On May 17, 2004, foodiesleuth from Honomu, HI (Zone 11) wrote:

This plant growss wildly in our area of Hawaii....leave a small piece laying on the ground when hacking it and it develops roots and grows in no time.

It does provide a beautiful contrast to other green backgrounds, but we have to keep it trimmed back or it will take over.

At one time we had a white pet goat and even though he loved to devour gingers, banana and other greens, he knew instinctivily to not touch this one....


On May 16, 2004, jspLive from Mather, CA wrote:

Dieffenbachia Maculata "Perfection Compacta"

I've had this plant for several months, recently it developed a seed sprout, white in color, two to three inches long. After a few days the seeds were rewraped to what appears now to be a nine inch seed pod.


On Mar 29, 2004, plantsfungifts wrote:

Have had this plant for over 20 years, with much success. When it gets too tall, just cut the top and either place in water until roots grow or you can even just plant the cutting directly in the soil and keep very moist. What's left of the old plant will sprout new shoots, and the new plant will lose some old leaves but will again grow after an adjustment period. It's a very impressive plant, growing large, attractive leaves. I've made numerous new plants and given them as gifts, to co-workers to decorate their offices. Now for the first time, my plant is blooming. (I never knew this was possible.)


On Mar 15, 2004, lentenrose68 wrote:

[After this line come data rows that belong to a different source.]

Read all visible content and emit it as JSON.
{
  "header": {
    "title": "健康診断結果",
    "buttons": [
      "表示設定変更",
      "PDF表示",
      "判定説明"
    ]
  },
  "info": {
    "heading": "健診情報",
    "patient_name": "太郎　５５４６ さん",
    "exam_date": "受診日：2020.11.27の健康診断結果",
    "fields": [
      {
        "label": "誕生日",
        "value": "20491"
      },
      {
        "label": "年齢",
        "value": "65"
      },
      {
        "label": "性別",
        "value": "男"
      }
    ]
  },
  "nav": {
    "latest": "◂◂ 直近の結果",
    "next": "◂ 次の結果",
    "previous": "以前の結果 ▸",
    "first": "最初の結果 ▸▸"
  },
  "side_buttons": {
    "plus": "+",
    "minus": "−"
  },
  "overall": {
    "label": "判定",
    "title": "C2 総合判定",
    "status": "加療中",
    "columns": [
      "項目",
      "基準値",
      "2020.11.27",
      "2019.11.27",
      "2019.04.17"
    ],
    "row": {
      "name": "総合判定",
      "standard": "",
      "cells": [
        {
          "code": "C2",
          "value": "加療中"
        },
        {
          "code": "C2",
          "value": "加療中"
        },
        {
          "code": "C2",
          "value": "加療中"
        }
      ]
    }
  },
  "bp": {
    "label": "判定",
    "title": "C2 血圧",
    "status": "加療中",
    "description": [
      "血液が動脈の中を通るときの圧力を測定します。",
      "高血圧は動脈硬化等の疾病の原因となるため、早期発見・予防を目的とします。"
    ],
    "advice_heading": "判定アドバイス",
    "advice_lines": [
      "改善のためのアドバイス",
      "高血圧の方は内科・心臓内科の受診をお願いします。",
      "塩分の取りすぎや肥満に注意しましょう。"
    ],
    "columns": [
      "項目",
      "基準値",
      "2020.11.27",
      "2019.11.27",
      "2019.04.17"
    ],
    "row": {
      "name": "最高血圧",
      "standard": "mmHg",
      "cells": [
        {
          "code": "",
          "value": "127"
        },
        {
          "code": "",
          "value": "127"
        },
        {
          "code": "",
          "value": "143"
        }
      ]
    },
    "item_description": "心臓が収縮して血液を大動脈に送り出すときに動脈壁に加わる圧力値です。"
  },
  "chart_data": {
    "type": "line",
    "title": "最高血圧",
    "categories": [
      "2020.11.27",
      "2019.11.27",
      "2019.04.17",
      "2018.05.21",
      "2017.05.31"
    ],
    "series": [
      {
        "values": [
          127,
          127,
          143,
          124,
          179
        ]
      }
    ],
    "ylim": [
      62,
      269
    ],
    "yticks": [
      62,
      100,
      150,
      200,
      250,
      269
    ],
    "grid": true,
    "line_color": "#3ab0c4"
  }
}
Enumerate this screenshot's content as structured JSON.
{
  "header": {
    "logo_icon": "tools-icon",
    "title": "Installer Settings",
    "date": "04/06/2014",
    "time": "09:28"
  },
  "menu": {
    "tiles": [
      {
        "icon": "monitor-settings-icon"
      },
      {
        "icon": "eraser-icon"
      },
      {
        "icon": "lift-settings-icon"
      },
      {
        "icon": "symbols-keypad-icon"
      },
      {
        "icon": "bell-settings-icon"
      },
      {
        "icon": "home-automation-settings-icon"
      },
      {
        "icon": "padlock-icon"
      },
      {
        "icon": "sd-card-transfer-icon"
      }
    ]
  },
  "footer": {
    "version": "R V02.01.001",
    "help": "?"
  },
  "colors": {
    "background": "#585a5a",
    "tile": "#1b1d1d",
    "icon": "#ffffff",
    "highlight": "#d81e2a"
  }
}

I live in Central PA. This plant was given to me by someone that has many. She told me that she has never had any of them bloom. I've had this plant for several months and I just noticed flowers. It is easy to care for, grows quickly and is absolutely beautiful. I love it. I am thinking of starting another for my husband's office. I think it would be a good environment for this plant and easy for him to care for. I will post a picture.


On Sep 26, 2003, susan041334 wrote:

Several years ago I bought one of these, it has had no TLC and I often find it wilted to the floor before watering - in about an hour after drenching it the plant is "up and at it" again. I really need to separate and repot. It is strictly house plant in this area (Indiana) but last year I did put it out on the porch and it thrived well.


On Sep 20, 2003, amorning1 from Islamorada, FL wrote:

Great plant, very hardy. Bury any inch long piece it will sprout.


On May 19, 2003, Monocromatico from Rio de Janeiro,
Brazil (Zone 11) wrote:

The flowers are clustered in an axis, ornamented by a greenish bract. The plant is toxic, due to oxalate crystals in its cells that both irritates the mouth and thoat (causing swelling) and paralyzes muscles. In bad cases, the muscles used in breathing may stop and cause death. But in most cases, the pacient only gets unabled vocal chords for a few days. In a way or another, keep this plant away from animals and children


On Dec 11, 2002, DumbCaneEater wrote:

My mother-in-law has had the plant we got a start from for twenty years and has never seen it bloom. We've had ours for two and it just bloomed. Not a beautiful flower overall: green, pitcher-shaped, with a thick long stamen/pistil? (I'm drawing a blank on my botany skills.)


On Nov 15, 2002, mommy wrote:

This plant falls over when getting to 6 feet. By cutting off the entire cane it has produced a baby. This is now the third time. I do not see another baby as of yet. I have had this plant about 10years and I pray I see another baby soon.